Somerset has produced few people who have changed the way we see and understand the world. Among them was the explorer John Hanning Speke (1827-1864), the man who discovered the source of the world’s longest river, the Nile.
A Taste for Exploration
Speke came from an old Somerset family long associated with Whitelackington near Ilminster. As a child he was a reluctant scholar but a keen natural historian, and when he became a young army officer in India he soon developed a taste for exploration.
In 1855 he met the seasoned explorer and orientalist Richard Burton, and despite strong temperamental differences they decided to travel together in Africa. In 1856 they began a long and arduous journey into east central Africa, hoping that the Nile’s source might be among their discoveries.
The Source of the Nile
In 1858 they became the first Europeans to reach Lake Tanganyika, and on the return journey to the east African coast, while Burton was laid up with illness, Speke discovered a vast lake which he named after Queen Victoria. He was convinced at once that the lake was the source of the Nile, a conclusion which Burton hotly disputed. Not until Speke returned to Africa with a new travelling companion, James Grant, was the matter settled. On 28 July 1862, having travelled around the west side of Lake Victoria, he finally reached the outfall of the Nile on the lake’s northern shore. It was one of the greatest moments in the history of African exploration.
Speke Had Indeed Been Right
The story ended tragically. On 16 September 1864 Speke and Burton, now wholly estranged, were due to share a platform in Bath to debate whether the source of the river had truly been found. But on the day before the encounter Speke died by the discharge of his gun as he was crossing a stile at Neston Park, near Bath. An inquest decided that his death was an accident, though Burton later encouraged the idea that his former friend had committed suicide.

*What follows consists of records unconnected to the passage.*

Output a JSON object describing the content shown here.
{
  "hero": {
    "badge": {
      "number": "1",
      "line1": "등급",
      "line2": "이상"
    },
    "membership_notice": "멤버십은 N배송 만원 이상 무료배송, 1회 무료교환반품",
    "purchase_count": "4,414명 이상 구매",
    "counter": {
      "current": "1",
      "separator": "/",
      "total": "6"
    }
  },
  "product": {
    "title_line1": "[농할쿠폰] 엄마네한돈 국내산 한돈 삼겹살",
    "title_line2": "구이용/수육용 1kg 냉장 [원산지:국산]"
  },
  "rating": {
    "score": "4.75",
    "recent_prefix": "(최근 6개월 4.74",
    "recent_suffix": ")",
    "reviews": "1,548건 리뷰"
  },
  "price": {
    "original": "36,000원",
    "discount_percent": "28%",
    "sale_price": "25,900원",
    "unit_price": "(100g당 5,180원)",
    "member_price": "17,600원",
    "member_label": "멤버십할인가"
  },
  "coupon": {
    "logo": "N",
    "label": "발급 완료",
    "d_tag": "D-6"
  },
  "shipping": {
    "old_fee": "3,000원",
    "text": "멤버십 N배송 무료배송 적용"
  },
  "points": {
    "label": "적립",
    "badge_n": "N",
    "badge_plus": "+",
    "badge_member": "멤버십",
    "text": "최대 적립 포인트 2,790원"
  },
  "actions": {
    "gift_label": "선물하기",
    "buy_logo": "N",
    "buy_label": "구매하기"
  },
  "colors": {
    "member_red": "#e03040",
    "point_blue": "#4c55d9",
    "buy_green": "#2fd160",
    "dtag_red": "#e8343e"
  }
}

Speke was brought home for burial in the family vault at Dowlish Wake, where those who came to mourn him included James Grant and David Livingstone. Richard Burton did not attend the funeral, and only at the end of his own life did he accept that Speke had indeed been right.